> [Extracted data entries]
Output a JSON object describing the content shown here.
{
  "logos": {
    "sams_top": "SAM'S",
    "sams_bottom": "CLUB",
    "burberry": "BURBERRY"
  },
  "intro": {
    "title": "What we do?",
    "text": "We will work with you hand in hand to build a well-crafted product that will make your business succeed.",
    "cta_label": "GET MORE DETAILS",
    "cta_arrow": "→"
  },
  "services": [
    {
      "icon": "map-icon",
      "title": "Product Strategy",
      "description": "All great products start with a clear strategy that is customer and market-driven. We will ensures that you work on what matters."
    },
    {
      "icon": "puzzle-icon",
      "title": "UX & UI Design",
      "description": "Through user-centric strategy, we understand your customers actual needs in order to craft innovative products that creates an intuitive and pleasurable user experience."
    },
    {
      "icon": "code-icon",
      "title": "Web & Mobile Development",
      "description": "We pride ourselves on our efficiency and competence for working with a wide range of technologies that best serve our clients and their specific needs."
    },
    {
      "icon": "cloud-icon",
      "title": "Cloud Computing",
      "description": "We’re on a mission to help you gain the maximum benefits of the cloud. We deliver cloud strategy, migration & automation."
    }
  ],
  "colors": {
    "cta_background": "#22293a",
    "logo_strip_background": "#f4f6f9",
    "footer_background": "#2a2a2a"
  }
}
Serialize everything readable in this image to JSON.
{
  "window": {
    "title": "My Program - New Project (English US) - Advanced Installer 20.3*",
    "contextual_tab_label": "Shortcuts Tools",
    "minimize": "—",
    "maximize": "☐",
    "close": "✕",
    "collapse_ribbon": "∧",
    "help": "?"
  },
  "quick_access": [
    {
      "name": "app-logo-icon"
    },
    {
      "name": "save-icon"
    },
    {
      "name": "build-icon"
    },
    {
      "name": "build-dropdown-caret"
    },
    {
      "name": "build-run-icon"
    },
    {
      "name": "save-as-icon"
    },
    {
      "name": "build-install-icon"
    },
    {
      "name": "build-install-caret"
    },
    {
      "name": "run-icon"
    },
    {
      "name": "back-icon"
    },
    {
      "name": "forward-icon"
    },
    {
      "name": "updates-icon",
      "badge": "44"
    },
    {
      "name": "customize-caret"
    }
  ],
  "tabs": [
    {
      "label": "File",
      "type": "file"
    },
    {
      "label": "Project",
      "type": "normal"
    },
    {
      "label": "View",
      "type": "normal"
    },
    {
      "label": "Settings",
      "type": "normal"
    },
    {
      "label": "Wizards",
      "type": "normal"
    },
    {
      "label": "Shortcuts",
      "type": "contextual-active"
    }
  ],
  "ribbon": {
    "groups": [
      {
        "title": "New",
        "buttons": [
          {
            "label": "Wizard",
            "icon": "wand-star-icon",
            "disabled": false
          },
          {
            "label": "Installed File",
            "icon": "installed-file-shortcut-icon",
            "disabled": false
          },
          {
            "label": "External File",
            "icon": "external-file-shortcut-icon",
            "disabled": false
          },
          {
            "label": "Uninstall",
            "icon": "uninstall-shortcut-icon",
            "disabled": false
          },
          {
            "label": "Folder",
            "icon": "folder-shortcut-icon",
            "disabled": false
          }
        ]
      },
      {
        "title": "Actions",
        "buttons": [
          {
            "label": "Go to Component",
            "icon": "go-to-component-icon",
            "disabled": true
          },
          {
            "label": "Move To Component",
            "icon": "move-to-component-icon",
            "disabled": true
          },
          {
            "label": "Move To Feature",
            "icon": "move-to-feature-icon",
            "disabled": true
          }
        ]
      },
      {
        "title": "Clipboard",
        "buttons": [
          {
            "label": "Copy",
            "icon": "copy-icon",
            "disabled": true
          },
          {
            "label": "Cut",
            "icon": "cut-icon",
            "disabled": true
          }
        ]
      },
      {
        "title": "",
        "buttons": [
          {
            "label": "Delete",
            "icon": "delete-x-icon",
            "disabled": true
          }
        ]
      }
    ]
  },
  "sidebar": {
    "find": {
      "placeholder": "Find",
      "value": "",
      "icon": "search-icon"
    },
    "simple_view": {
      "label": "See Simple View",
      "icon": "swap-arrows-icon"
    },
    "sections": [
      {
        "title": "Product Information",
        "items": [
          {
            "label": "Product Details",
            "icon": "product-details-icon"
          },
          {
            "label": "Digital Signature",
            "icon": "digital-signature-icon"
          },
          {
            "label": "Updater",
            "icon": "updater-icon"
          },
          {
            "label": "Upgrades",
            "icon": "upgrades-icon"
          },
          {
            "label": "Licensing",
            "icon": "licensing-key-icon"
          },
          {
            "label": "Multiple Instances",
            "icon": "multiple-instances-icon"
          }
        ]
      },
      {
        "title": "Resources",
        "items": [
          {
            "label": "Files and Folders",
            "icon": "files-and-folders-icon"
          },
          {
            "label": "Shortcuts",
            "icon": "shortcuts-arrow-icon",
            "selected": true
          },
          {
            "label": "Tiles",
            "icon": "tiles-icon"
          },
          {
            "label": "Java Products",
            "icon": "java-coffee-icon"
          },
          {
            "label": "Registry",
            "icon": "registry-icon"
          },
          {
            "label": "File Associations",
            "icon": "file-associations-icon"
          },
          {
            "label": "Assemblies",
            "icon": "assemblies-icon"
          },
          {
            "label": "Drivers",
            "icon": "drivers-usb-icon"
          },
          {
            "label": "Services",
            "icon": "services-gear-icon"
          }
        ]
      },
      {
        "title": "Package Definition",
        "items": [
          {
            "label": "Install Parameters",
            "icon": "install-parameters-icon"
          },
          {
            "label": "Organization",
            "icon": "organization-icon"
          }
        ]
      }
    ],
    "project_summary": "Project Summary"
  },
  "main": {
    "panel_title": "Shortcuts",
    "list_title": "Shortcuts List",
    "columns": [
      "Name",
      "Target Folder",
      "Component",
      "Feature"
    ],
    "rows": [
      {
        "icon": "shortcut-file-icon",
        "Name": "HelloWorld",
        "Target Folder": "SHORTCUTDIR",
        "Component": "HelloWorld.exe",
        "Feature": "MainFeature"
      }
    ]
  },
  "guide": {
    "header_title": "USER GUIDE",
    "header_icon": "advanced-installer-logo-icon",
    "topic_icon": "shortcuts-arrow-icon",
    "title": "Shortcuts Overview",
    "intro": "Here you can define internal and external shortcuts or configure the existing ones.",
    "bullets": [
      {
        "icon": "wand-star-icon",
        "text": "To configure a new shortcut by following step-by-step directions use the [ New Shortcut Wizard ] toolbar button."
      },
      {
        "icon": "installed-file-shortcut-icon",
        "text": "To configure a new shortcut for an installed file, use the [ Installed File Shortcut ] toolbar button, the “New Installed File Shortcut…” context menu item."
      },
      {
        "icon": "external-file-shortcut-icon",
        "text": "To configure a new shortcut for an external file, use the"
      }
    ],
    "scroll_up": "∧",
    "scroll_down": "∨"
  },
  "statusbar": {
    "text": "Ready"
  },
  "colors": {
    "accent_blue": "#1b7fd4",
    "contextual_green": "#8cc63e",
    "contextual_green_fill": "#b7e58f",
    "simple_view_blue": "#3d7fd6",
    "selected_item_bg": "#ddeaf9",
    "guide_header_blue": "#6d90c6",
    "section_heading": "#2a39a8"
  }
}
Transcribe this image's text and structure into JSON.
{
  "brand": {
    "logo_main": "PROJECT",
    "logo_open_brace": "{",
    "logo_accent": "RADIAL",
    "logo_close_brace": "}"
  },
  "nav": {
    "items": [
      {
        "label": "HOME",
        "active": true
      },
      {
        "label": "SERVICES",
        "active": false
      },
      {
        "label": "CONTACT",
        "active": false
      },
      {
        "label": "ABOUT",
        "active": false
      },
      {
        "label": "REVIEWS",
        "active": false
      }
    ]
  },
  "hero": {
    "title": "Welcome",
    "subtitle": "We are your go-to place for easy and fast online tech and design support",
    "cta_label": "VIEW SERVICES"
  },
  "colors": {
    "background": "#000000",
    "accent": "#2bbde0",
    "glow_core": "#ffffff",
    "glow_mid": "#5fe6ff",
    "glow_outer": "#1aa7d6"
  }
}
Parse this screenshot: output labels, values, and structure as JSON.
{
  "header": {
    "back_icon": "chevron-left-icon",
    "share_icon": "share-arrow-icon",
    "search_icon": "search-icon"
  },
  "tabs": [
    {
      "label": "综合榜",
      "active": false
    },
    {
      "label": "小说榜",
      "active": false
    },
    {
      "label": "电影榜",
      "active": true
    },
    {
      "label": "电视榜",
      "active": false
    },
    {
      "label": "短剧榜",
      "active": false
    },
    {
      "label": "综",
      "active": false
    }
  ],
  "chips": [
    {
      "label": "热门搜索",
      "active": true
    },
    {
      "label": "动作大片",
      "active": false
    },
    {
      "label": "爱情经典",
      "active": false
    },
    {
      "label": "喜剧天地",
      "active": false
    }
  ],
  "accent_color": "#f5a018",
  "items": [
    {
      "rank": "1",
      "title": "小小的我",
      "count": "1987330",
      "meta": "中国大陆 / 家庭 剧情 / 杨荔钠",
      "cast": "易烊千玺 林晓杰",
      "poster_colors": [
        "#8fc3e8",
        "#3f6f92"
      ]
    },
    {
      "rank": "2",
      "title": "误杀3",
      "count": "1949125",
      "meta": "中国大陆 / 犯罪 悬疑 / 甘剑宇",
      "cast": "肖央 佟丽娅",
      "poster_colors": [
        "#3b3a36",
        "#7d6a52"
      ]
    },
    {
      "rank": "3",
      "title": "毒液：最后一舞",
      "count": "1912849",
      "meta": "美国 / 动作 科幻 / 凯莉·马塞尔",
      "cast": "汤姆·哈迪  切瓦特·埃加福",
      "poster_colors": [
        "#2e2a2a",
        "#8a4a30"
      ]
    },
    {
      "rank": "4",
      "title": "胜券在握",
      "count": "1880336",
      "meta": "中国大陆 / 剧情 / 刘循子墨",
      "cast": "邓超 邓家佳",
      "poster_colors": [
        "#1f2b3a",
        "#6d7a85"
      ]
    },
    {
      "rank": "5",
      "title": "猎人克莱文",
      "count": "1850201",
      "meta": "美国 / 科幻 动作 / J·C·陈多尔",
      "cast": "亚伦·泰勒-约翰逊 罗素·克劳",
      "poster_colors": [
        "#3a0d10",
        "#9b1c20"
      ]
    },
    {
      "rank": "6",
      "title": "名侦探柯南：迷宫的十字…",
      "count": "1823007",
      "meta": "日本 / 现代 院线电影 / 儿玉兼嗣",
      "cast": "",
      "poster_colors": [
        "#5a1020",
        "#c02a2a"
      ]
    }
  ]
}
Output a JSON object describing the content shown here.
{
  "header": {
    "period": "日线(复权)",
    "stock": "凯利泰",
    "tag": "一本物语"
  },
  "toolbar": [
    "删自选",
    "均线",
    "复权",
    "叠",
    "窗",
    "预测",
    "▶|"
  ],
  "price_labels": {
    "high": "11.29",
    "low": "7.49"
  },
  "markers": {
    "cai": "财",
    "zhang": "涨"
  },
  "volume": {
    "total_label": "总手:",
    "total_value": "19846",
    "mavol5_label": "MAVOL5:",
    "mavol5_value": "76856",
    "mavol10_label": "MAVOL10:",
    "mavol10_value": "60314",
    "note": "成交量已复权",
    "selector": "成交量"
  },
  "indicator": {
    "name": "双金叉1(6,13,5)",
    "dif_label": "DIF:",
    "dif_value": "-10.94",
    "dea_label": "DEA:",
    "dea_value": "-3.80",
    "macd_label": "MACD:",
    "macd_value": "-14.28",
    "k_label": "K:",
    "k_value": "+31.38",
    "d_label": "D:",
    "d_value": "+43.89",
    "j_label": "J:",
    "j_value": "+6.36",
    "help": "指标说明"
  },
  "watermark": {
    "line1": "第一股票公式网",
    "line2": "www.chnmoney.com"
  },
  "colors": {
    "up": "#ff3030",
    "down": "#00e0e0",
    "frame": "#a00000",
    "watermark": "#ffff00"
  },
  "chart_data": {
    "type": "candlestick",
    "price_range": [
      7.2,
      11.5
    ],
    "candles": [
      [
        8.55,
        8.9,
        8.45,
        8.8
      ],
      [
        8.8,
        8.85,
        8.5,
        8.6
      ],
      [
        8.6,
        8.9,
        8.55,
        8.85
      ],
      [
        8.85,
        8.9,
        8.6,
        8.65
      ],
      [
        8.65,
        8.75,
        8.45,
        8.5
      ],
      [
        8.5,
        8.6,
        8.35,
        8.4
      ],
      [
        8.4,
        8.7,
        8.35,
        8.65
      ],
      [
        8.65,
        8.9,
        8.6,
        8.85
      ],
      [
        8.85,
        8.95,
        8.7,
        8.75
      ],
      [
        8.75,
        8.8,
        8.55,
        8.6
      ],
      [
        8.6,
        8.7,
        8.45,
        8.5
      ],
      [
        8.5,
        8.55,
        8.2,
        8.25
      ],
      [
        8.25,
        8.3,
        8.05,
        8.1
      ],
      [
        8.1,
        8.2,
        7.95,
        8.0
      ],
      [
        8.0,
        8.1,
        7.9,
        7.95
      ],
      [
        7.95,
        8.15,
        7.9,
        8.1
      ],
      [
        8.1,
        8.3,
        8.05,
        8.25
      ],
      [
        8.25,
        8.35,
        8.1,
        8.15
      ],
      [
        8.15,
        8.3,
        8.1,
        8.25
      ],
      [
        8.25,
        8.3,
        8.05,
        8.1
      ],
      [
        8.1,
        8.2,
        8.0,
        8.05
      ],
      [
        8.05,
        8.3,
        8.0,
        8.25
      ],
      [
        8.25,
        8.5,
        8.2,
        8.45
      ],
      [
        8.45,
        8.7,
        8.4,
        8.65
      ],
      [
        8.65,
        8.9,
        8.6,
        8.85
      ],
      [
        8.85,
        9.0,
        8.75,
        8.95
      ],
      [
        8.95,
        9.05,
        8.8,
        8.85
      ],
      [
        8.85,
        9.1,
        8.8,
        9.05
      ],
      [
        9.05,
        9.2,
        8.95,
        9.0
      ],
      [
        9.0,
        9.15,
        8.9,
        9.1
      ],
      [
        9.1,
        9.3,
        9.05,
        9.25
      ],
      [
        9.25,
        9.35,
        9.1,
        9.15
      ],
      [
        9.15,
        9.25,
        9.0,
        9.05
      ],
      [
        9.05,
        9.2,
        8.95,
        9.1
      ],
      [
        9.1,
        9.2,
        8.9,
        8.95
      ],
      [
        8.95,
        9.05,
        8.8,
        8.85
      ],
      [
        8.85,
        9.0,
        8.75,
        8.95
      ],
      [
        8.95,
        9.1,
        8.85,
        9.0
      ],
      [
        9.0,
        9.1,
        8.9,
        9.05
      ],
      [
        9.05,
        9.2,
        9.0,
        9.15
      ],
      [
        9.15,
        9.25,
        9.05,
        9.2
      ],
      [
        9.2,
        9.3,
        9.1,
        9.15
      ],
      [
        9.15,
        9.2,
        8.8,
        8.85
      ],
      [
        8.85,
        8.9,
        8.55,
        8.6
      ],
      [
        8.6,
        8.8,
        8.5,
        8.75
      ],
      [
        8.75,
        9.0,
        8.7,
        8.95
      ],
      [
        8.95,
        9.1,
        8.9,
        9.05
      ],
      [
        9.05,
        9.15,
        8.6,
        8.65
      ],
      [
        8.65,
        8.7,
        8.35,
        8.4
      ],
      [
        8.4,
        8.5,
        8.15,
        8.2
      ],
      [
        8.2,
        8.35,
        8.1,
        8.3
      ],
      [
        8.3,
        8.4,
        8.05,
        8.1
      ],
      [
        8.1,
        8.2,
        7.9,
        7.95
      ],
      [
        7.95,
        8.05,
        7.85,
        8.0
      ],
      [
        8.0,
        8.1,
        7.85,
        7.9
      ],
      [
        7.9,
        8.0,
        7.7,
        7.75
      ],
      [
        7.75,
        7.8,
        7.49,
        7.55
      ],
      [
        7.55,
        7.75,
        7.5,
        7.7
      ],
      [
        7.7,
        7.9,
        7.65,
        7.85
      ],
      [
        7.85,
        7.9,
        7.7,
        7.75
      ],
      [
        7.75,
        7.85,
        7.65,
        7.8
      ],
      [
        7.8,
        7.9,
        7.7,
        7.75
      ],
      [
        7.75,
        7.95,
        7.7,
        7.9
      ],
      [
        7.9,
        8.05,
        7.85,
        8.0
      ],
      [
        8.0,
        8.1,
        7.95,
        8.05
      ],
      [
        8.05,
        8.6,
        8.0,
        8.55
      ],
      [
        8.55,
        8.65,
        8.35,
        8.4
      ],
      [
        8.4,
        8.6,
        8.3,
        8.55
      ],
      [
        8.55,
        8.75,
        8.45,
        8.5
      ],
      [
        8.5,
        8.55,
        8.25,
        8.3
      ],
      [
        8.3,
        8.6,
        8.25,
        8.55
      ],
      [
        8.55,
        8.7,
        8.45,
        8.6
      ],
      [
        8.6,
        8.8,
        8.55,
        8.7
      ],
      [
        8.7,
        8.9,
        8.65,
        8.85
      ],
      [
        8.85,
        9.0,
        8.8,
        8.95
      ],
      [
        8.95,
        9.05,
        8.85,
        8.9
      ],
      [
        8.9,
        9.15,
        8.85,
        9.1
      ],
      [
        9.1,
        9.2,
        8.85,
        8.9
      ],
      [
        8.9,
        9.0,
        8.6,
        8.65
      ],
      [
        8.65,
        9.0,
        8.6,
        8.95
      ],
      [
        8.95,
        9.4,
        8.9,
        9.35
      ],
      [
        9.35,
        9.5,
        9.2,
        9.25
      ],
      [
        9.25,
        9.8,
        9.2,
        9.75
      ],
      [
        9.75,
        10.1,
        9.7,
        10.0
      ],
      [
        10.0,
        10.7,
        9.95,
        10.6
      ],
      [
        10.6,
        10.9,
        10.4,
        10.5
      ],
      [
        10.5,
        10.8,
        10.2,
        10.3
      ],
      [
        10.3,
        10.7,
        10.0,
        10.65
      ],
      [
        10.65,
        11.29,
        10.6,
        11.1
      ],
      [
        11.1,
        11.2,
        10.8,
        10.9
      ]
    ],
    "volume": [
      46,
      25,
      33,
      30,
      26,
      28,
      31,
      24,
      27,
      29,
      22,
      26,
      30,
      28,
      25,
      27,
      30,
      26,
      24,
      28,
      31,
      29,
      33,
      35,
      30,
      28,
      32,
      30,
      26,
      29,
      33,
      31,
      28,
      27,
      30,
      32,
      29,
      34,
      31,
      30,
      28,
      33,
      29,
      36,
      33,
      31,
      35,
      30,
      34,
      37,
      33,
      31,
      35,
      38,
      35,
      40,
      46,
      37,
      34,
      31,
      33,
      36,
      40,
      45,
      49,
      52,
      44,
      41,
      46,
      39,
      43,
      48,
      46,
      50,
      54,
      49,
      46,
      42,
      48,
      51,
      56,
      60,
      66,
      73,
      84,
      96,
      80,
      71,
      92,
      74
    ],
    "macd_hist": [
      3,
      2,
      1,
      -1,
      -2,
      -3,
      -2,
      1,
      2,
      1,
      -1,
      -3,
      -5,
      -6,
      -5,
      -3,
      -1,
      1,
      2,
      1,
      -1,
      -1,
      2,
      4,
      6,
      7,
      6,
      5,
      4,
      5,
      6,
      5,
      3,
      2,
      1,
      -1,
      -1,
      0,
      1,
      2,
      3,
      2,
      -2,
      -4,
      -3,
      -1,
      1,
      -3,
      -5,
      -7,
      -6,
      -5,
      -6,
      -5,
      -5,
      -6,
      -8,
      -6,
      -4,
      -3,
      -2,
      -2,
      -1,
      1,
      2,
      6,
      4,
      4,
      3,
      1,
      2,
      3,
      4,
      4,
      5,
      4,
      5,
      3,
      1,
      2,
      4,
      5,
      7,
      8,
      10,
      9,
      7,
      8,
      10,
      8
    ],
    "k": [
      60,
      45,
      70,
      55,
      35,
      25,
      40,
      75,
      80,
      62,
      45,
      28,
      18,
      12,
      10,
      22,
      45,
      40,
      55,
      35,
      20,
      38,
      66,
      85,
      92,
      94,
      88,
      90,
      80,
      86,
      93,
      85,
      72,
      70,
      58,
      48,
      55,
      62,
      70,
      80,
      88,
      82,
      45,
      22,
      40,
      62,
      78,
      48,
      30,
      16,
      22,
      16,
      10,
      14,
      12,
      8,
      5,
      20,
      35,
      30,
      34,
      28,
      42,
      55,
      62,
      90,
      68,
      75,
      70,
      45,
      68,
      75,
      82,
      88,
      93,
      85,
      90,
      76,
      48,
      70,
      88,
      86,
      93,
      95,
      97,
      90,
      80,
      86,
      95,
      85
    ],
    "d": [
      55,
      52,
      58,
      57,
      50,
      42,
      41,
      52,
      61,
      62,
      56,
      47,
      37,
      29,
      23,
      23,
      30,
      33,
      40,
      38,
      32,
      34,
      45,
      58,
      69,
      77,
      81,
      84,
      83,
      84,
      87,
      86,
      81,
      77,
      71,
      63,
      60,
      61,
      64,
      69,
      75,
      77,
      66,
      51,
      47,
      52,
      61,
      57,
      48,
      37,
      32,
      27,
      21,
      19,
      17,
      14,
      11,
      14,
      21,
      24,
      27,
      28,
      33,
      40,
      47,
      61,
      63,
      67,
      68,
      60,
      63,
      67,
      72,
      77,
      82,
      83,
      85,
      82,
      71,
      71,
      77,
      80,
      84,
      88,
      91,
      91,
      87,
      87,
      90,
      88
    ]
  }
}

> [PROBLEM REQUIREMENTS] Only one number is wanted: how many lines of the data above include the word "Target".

> [EXERCISE RESULT] 2